Exercise => Could you copy all of the records below exactly as they appear?
-------- Data to use --------
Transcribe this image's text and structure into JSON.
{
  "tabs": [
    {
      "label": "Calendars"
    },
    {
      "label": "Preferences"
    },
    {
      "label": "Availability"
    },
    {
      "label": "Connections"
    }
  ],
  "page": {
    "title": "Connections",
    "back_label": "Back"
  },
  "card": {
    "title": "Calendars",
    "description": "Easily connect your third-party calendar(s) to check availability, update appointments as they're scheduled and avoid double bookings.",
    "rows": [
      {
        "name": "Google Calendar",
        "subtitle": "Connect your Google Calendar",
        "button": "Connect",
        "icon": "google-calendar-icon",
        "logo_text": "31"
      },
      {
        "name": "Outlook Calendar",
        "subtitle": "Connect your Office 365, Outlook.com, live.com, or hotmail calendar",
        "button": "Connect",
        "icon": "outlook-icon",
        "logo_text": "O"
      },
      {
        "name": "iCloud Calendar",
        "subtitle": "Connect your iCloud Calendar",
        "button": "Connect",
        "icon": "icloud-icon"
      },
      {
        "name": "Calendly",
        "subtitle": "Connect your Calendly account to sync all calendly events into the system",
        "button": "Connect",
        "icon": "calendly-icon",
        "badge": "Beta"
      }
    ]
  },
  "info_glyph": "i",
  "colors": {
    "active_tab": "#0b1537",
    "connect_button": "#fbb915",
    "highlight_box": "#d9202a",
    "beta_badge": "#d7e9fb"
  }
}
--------
Answer space =>
Transcribe this image's text and structure into JSON.
{
  "tabs": [
    {
      "label": "Calendars"
    },
    {
      "label": "Preferences"
    },
    {
      "label": "Availability"
    },
    {
      "label": "Connections"
    }
  ],
  "page": {
    "title": "Connections",
    "back_label": "Back"
  },
  "card": {
    "title": "Calendars",
    "description": "Easily connect your third-party calendar(s) to check availability, update appointments as they're scheduled and avoid double bookings.",
    "rows": [
      {
        "name": "Google Calendar",
        "subtitle": "Connect your Google Calendar",
        "button": "Connect",
        "icon": "google-calendar-icon",
        "logo_text": "31"
      },
      {
        "name": "Outlook Calendar",
        "subtitle": "Connect your Office 365, Outlook.com, live.com, or hotmail calendar",
        "button": "Connect",
        "icon": "outlook-icon",
        "logo_text": "O"
      },
      {
        "name": "iCloud Calendar",
        "subtitle": "Connect your iCloud Calendar",
        "button": "Connect",
        "icon": "icloud-icon"
      },
      {
        "name": "Calendly",
        "subtitle": "Connect your Calendly account to sync all calendly events into the system",
        "button": "Connect",
        "icon": "calendly-icon",
        "badge": "Beta"
      }
    ]
  },
  "info_glyph": "i",
  "colors": {
    "active_tab": "#0b1537",
    "connect_button": "#fbb915",
    "highlight_box": "#d9202a",
    "beta_badge": "#d7e9fb"
  }
}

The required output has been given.